--- WHAT THIS TASK INVOLVES ---
Down to the last line, restate the records below word for word, dropping every image.

--- MATERIAL SUPPLIED ---
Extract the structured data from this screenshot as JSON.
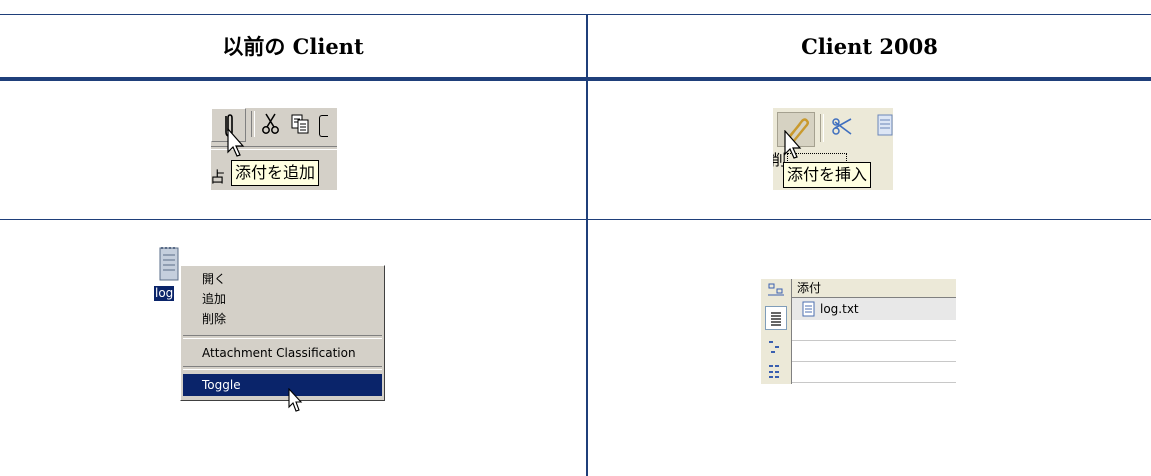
{
  "table": {
    "col_old_header": "以前の Client",
    "col_new_header": "Client 2008"
  },
  "old_toolbar": {
    "tooltip": "添付を追加",
    "icons": [
      "paperclip-icon",
      "scissors-icon",
      "copy-icon"
    ],
    "partial_label": "占"
  },
  "new_toolbar": {
    "tooltip": "添付を挿入",
    "icons": [
      "paperclip-icon",
      "scissors-icon",
      "notepad-icon"
    ],
    "partial_label": "削"
  },
  "old_context_menu": {
    "file_label": "log",
    "items": [
      "開く",
      "追加",
      "削除",
      "Attachment Classification",
      "Toggle"
    ],
    "selected_item": "Toggle",
    "icons": [
      "notepad-icon",
      "mouse-cursor-icon"
    ]
  },
  "new_attachments_pane": {
    "column_header": "添付",
    "rows": [
      "log.txt"
    ],
    "icons": [
      "sort-icon",
      "list-view-icon",
      "tree-view-icon",
      "hierarchy-icon",
      "text-file-icon"
    ]
  },
  "colors": {
    "rule": "#1f3f7a",
    "tooltip_bg": "#ffffe1",
    "menu_selection": "#0a246a"
  }
}
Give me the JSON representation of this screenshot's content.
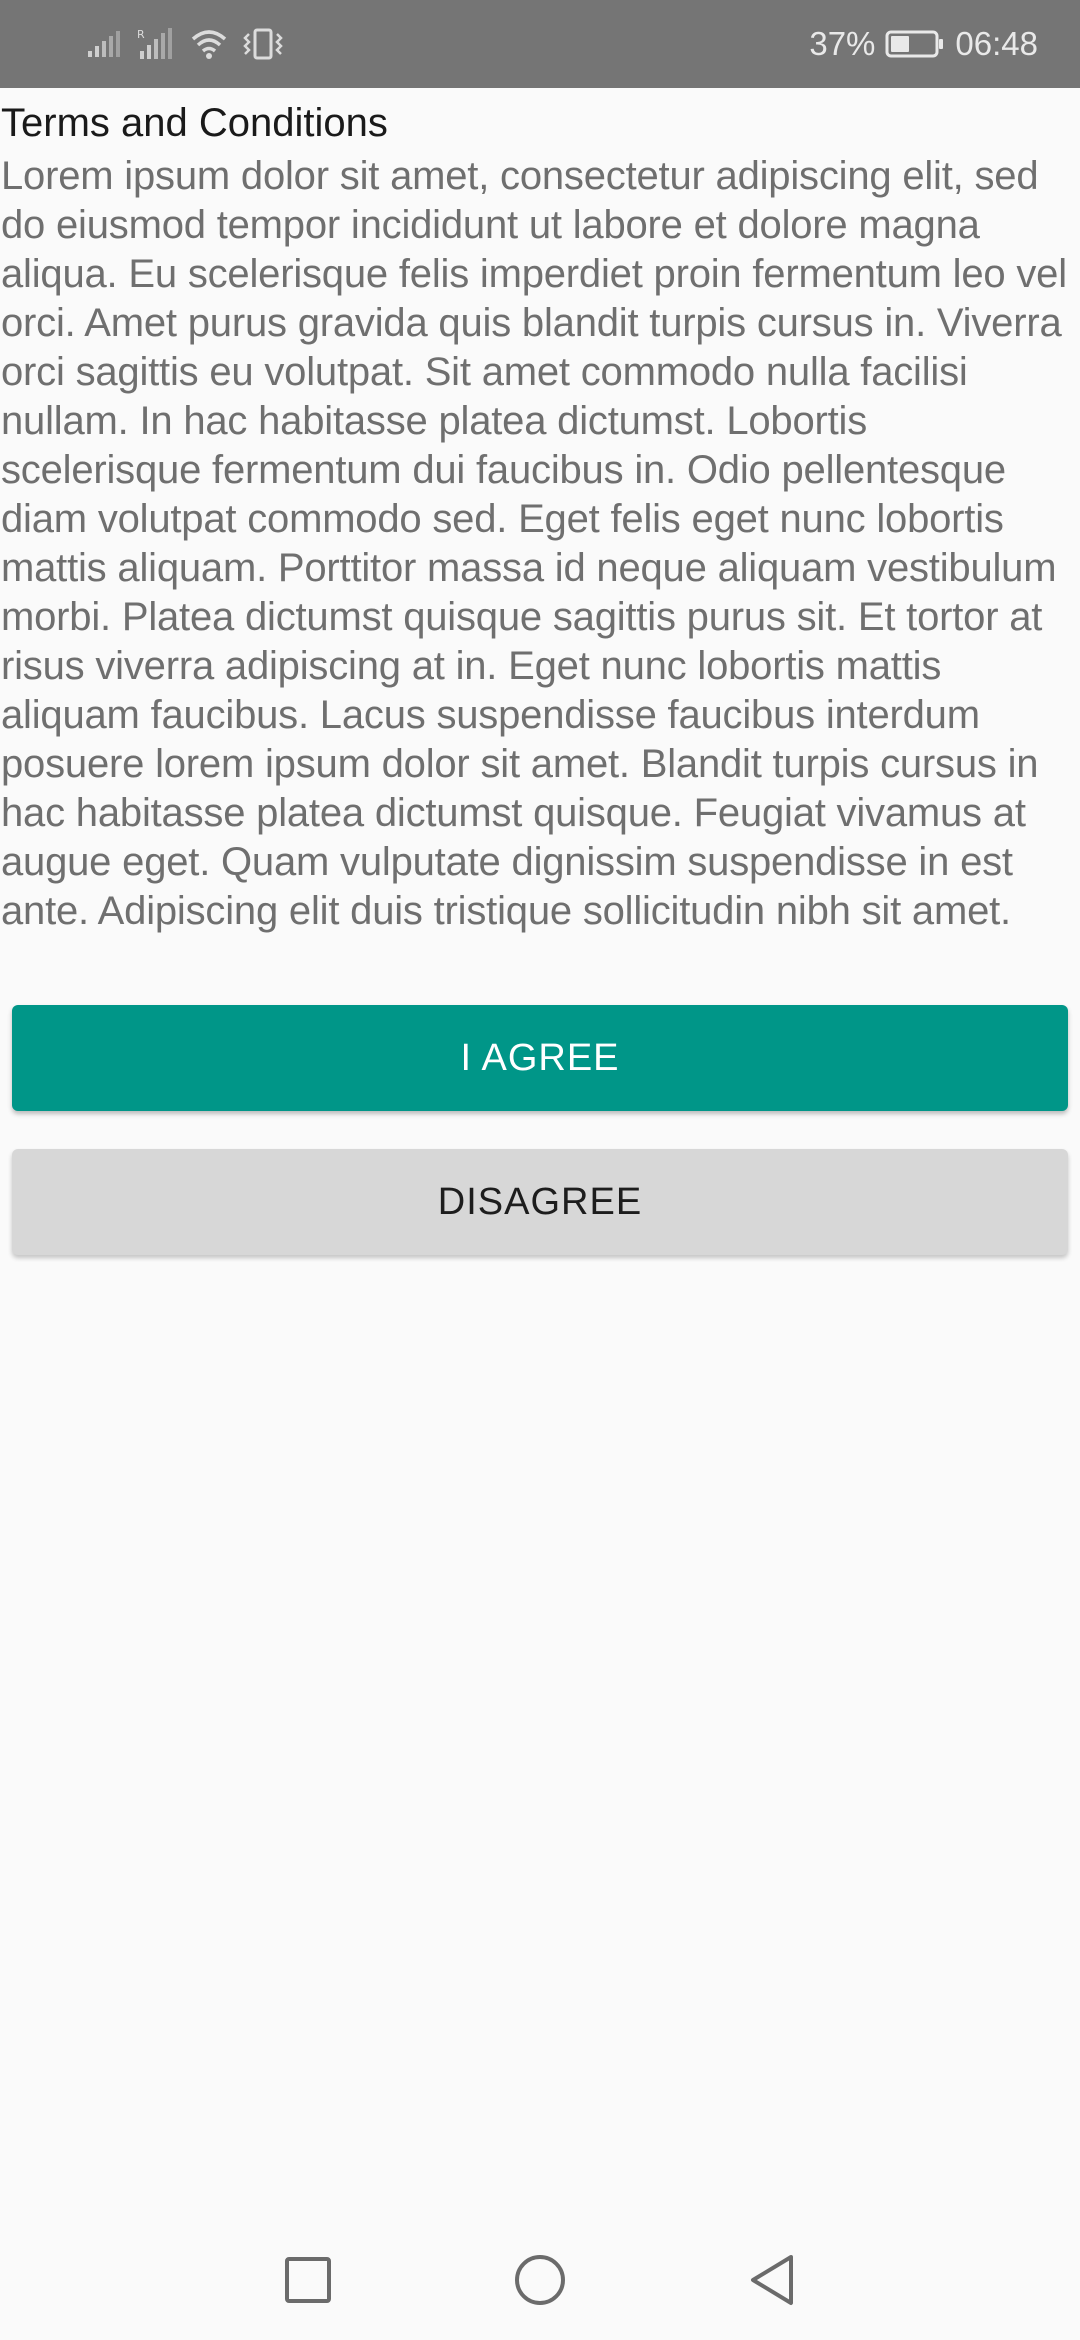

--- RESULT FOR THIS TASK ---
Extract the structured data from this screenshot as JSON.
{
  "table": {
    "col_old_header": "以前の Client",
    "col_new_header": "Client 2008"
  },
  "old_toolbar": {
    "tooltip": "添付を追加",
    "icons": [
      "paperclip-icon",
      "scissors-icon",
      "copy-icon"
    ],
    "partial_label": "占"
  },
  "new_toolbar": {
    "tooltip": "添付を挿入",
    "icons": [
      "paperclip-icon",
      "scissors-icon",
      "notepad-icon"
    ],
    "partial_label": "削"
  },
  "old_context_menu": {
    "file_label": "log",
    "items": [
      "開く",
      "追加",
      "削除",
      "Attachment Classification",
      "Toggle"
    ],
    "selected_item": "Toggle",
    "icons": [
      "notepad-icon",
      "mouse-cursor-icon"
    ]
  },
  "new_attachments_pane": {
    "column_header": "添付",
    "rows": [
      "log.txt"
    ],
    "icons": [
      "sort-icon",
      "list-view-icon",
      "tree-view-icon",
      "hierarchy-icon",
      "text-file-icon"
    ]
  },
  "colors": {
    "rule": "#1f3f7a",
    "tooltip_bg": "#ffffe1",
    "menu_selection": "#0a246a"
  }
}
Give me the JSON representation of this screenshot's content.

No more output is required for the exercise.